WABI (Channel 5) spoke with University of Maine students and faculty for a two-part report on the University of Maine System’s Native American Tuition Waiver and Educational Program. UMaine students Katrina Coston, Tori Hildreth and Catherine Chavaree spoke about their experiences growing up and the importance of the program. UMaine faculty Sharon Oliver, senior director of admissions; John Bear Mitchell, a Wabanaki studies lecturer and associate director of UMaine’s Wabanaki Center; and Darren Ranco, chair of Native American programs also spoke about the program’s benefits and ongoing efforts to spread the word. Ranco said both recruitment and retention of Native American students are works in progress.
Spencer Meyer, associate scientist for forest stewardship at the Center for Research on Sustainable Forests at the University of Maine, and Rob Lilieholm, an associate professor of forest policy in the School of Forest Resources at UMaine were interviewed for a Portland Press Herald article about how two Maine groups are being paid to manage their forests for carbon dioxide reduction that will offset pollution by industry. Meyer said the arrangements are “offsetting a global process” and are “laying the groundwork for others down the road.” Lilieholm said although the forest carbon offset projects are just beginning in Maine, the state could eventually find them financially attractive. He estimates widespread use of trees-for-carbon-dioxide compensation is probably five to 10 years off.
Jake Ward, University of Maine’s vice president for innovation and economic development, was mentioned in a Free Press article on the recent findings of an independent analysis on economic development investments in the state. The reports were compiled by Investment Consulting Associates (ICA) and include recommendations to improve the evaluation process and information on which programs provide a good return on investment. Ward was part of a steering committee of people from private and public sectors in Maine that worked with ICA on the project.

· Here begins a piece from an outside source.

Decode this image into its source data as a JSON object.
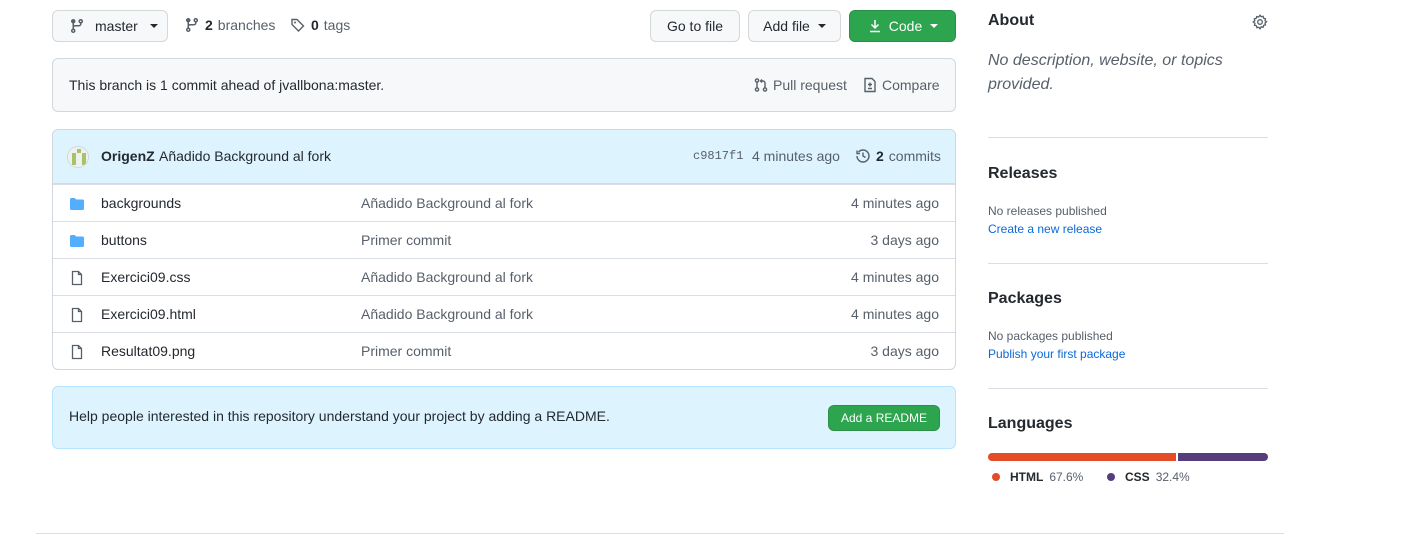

WVII (Channel 7) reported on the third Big Gig pitch-off and networking event held at Husson University’s Richard E. Dyke Center for Family Business in Bangor. The Big Gig is a network for innovators and entrepreneurs in the Orono, Old Town and Bangor areas that was started by a partnership between the University of Maine, Old Town, Orono and Husson University and is supported by Blackstone Accelerates Growth. Three participants were preselected to deliver a three-minute elevator pitch about their business idea to a panel of judges and attendees. The winner moves on to complete for the $1,000 grand prize in the Big Gig finale in April.